>>>>>

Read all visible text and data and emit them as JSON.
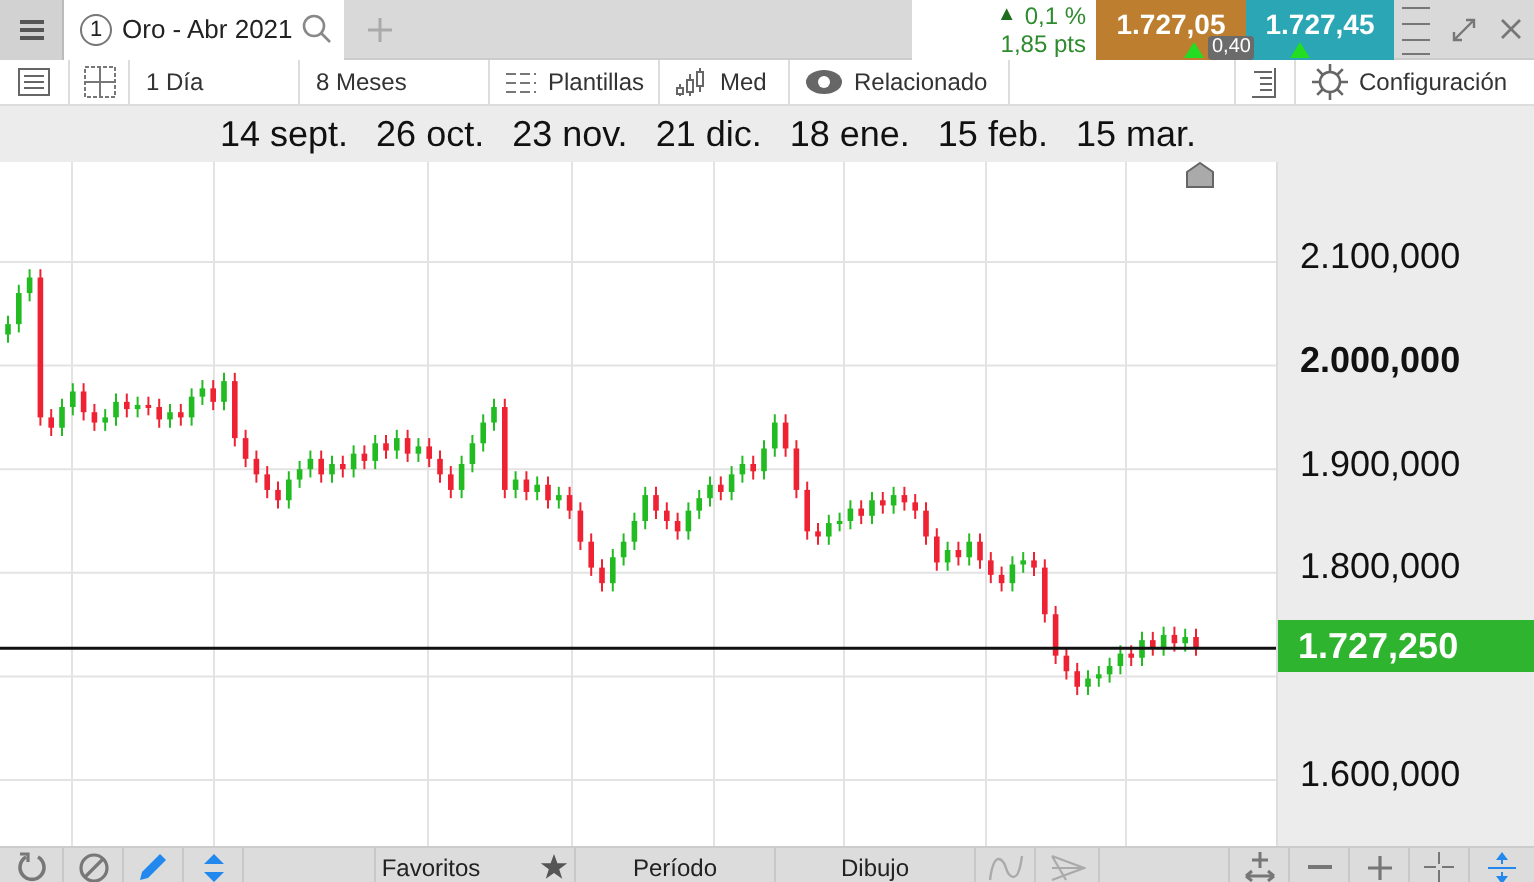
{
  "tab": {
    "number": "1",
    "title": "Oro - Abr 2021",
    "selected": true
  },
  "change": {
    "arrow": "▲",
    "percent": "0,1 %",
    "points": "1,85 pts"
  },
  "sell": {
    "price": "1.727,05"
  },
  "buy": {
    "price": "1.727,45"
  },
  "spread": "0,40",
  "toolbar": [
    {
      "kind": "icon"
    },
    {
      "kind": "icon"
    },
    {
      "kind": "text",
      "label": "1 Día"
    },
    {
      "kind": "text",
      "label": "8 Meses"
    },
    {
      "kind": "text",
      "label": "Plantillas"
    },
    {
      "kind": "text",
      "label": "Med"
    },
    {
      "kind": "text",
      "label": "Relacionado"
    },
    {
      "kind": "spacer"
    },
    {
      "kind": "icon"
    },
    {
      "kind": "text",
      "label": "Configuración"
    }
  ],
  "date_axis": [
    "14 sept.",
    "26 oct.",
    "23 nov.",
    "21 dic.",
    "18 ene.",
    "15 feb.",
    "15 mar."
  ],
  "chart": {
    "chart_data": {
      "type": "candlestick",
      "ylim": [
        1536.3,
        2196.5
      ],
      "grid": true,
      "ref_lines": [
        {
          "axis": "y",
          "value": 1727.25
        }
      ],
      "yticks": [
        {
          "value": 2100,
          "label": "2.100,000"
        },
        {
          "value": 2000,
          "label": "2.000,000"
        },
        {
          "value": 1900,
          "label": "1.900,000"
        },
        {
          "value": 1800,
          "label": "1.800,000"
        },
        {
          "value": 1600,
          "label": "1.600,000"
        }
      ],
      "categories": [
        null,
        null,
        null,
        null,
        null,
        null,
        null,
        null,
        null,
        null,
        null,
        null,
        null,
        null,
        null,
        null,
        null,
        null,
        null,
        null,
        null,
        null,
        null,
        null,
        null,
        null,
        null,
        null,
        null,
        null,
        null,
        null,
        null,
        null,
        null,
        null,
        null,
        null,
        null,
        null,
        null,
        null,
        null,
        null,
        null,
        null,
        null,
        null,
        null,
        null,
        null,
        null,
        null,
        null,
        null,
        null,
        null,
        null,
        null,
        null,
        null,
        null,
        null,
        null,
        null,
        null,
        null,
        null,
        null,
        null,
        null,
        null,
        null,
        null,
        null,
        null,
        null,
        null,
        null,
        null,
        null,
        null,
        null,
        null,
        null,
        null,
        null,
        null,
        null,
        null,
        null,
        null,
        null,
        null,
        null,
        null,
        null,
        null,
        null,
        null,
        null,
        null,
        null,
        null,
        null,
        null,
        null,
        null,
        null,
        null,
        null
      ],
      "ohlc": [
        [
          2030,
          2048,
          2022,
          2040
        ],
        [
          2040,
          2078,
          2032,
          2070
        ],
        [
          2070,
          2093,
          2062,
          2085
        ],
        [
          2085,
          2093,
          1942,
          1950
        ],
        [
          1950,
          1958,
          1932,
          1940
        ],
        [
          1940,
          1968,
          1932,
          1960
        ],
        [
          1960,
          1983,
          1952,
          1975
        ],
        [
          1975,
          1983,
          1947,
          1955
        ],
        [
          1955,
          1963,
          1937,
          1945
        ],
        [
          1945,
          1958,
          1937,
          1950
        ],
        [
          1950,
          1973,
          1942,
          1965
        ],
        [
          1965,
          1973,
          1950,
          1958
        ],
        [
          1958,
          1970,
          1950,
          1962
        ],
        [
          1962,
          1970,
          1952,
          1960
        ],
        [
          1960,
          1968,
          1940,
          1948
        ],
        [
          1948,
          1963,
          1940,
          1955
        ],
        [
          1955,
          1963,
          1942,
          1950
        ],
        [
          1950,
          1978,
          1942,
          1970
        ],
        [
          1970,
          1986,
          1962,
          1978
        ],
        [
          1978,
          1986,
          1957,
          1965
        ],
        [
          1965,
          1993,
          1957,
          1985
        ],
        [
          1985,
          1993,
          1922,
          1930
        ],
        [
          1930,
          1938,
          1902,
          1910
        ],
        [
          1910,
          1918,
          1887,
          1895
        ],
        [
          1895,
          1903,
          1872,
          1880
        ],
        [
          1880,
          1888,
          1862,
          1870
        ],
        [
          1870,
          1898,
          1862,
          1890
        ],
        [
          1890,
          1908,
          1882,
          1900
        ],
        [
          1900,
          1918,
          1892,
          1910
        ],
        [
          1910,
          1918,
          1887,
          1895
        ],
        [
          1895,
          1913,
          1887,
          1905
        ],
        [
          1905,
          1913,
          1892,
          1900
        ],
        [
          1900,
          1923,
          1892,
          1915
        ],
        [
          1915,
          1923,
          1900,
          1908
        ],
        [
          1908,
          1933,
          1900,
          1925
        ],
        [
          1925,
          1933,
          1910,
          1918
        ],
        [
          1918,
          1938,
          1910,
          1930
        ],
        [
          1930,
          1938,
          1907,
          1915
        ],
        [
          1915,
          1930,
          1907,
          1922
        ],
        [
          1922,
          1930,
          1902,
          1910
        ],
        [
          1910,
          1918,
          1887,
          1895
        ],
        [
          1895,
          1903,
          1872,
          1880
        ],
        [
          1880,
          1913,
          1872,
          1905
        ],
        [
          1905,
          1933,
          1897,
          1925
        ],
        [
          1925,
          1953,
          1917,
          1945
        ],
        [
          1945,
          1968,
          1937,
          1960
        ],
        [
          1960,
          1968,
          1872,
          1880
        ],
        [
          1880,
          1898,
          1872,
          1890
        ],
        [
          1890,
          1898,
          1870,
          1878
        ],
        [
          1878,
          1893,
          1870,
          1885
        ],
        [
          1885,
          1893,
          1862,
          1870
        ],
        [
          1870,
          1883,
          1862,
          1875
        ],
        [
          1875,
          1883,
          1852,
          1860
        ],
        [
          1860,
          1868,
          1822,
          1830
        ],
        [
          1830,
          1838,
          1797,
          1805
        ],
        [
          1805,
          1813,
          1782,
          1790
        ],
        [
          1790,
          1823,
          1782,
          1815
        ],
        [
          1815,
          1838,
          1807,
          1830
        ],
        [
          1830,
          1858,
          1822,
          1850
        ],
        [
          1850,
          1883,
          1842,
          1875
        ],
        [
          1875,
          1883,
          1852,
          1860
        ],
        [
          1860,
          1868,
          1842,
          1850
        ],
        [
          1850,
          1858,
          1832,
          1840
        ],
        [
          1840,
          1868,
          1832,
          1860
        ],
        [
          1860,
          1880,
          1852,
          1872
        ],
        [
          1872,
          1893,
          1864,
          1885
        ],
        [
          1885,
          1893,
          1870,
          1878
        ],
        [
          1878,
          1903,
          1870,
          1895
        ],
        [
          1895,
          1913,
          1887,
          1905
        ],
        [
          1905,
          1913,
          1890,
          1898
        ],
        [
          1898,
          1928,
          1890,
          1920
        ],
        [
          1920,
          1953,
          1912,
          1945
        ],
        [
          1945,
          1953,
          1912,
          1920
        ],
        [
          1920,
          1928,
          1872,
          1880
        ],
        [
          1880,
          1888,
          1832,
          1840
        ],
        [
          1840,
          1848,
          1827,
          1835
        ],
        [
          1835,
          1856,
          1827,
          1848
        ],
        [
          1848,
          1858,
          1840,
          1850
        ],
        [
          1850,
          1870,
          1842,
          1862
        ],
        [
          1862,
          1870,
          1847,
          1855
        ],
        [
          1855,
          1878,
          1847,
          1870
        ],
        [
          1870,
          1878,
          1857,
          1865
        ],
        [
          1865,
          1883,
          1857,
          1875
        ],
        [
          1875,
          1883,
          1860,
          1868
        ],
        [
          1868,
          1876,
          1852,
          1860
        ],
        [
          1860,
          1868,
          1827,
          1835
        ],
        [
          1835,
          1843,
          1802,
          1810
        ],
        [
          1810,
          1830,
          1802,
          1822
        ],
        [
          1822,
          1830,
          1807,
          1815
        ],
        [
          1815,
          1838,
          1807,
          1830
        ],
        [
          1830,
          1838,
          1804,
          1812
        ],
        [
          1812,
          1820,
          1790,
          1798
        ],
        [
          1798,
          1806,
          1782,
          1790
        ],
        [
          1790,
          1816,
          1782,
          1808
        ],
        [
          1808,
          1820,
          1800,
          1812
        ],
        [
          1812,
          1820,
          1797,
          1805
        ],
        [
          1805,
          1813,
          1752,
          1760
        ],
        [
          1760,
          1768,
          1712,
          1720
        ],
        [
          1720,
          1728,
          1697,
          1705
        ],
        [
          1705,
          1713,
          1682,
          1690
        ],
        [
          1690,
          1706,
          1682,
          1698
        ],
        [
          1698,
          1710,
          1690,
          1702
        ],
        [
          1702,
          1718,
          1694,
          1710
        ],
        [
          1710,
          1730,
          1702,
          1722
        ],
        [
          1722,
          1730,
          1710,
          1718
        ],
        [
          1718,
          1743,
          1710,
          1735
        ],
        [
          1735,
          1743,
          1720,
          1728
        ],
        [
          1728,
          1748,
          1720,
          1740
        ],
        [
          1740,
          1748,
          1724,
          1732
        ],
        [
          1732,
          1746,
          1724,
          1738
        ],
        [
          1738,
          1746,
          1720,
          1728
        ]
      ]
    },
    "current_price": "1.727,250"
  },
  "bottom_bar": [
    {
      "kind": "icon",
      "selected": false
    },
    {
      "kind": "icon",
      "selected": false
    },
    {
      "kind": "icon",
      "selected": true
    },
    {
      "kind": "icon",
      "selected": true
    },
    {
      "kind": "spacer"
    },
    {
      "kind": "text",
      "label": "Favoritos"
    },
    {
      "kind": "text",
      "label": "Período"
    },
    {
      "kind": "text",
      "label": "Dibujo"
    },
    {
      "kind": "icon",
      "selected": false
    },
    {
      "kind": "icon",
      "selected": false
    },
    {
      "kind": "spacer"
    },
    {
      "kind": "icon",
      "selected": false
    },
    {
      "kind": "icon",
      "selected": false
    },
    {
      "kind": "icon",
      "selected": false
    },
    {
      "kind": "icon",
      "selected": false
    },
    {
      "kind": "icon",
      "selected": true
    }
  ]
}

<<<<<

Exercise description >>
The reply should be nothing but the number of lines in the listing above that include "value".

Your solution >>
6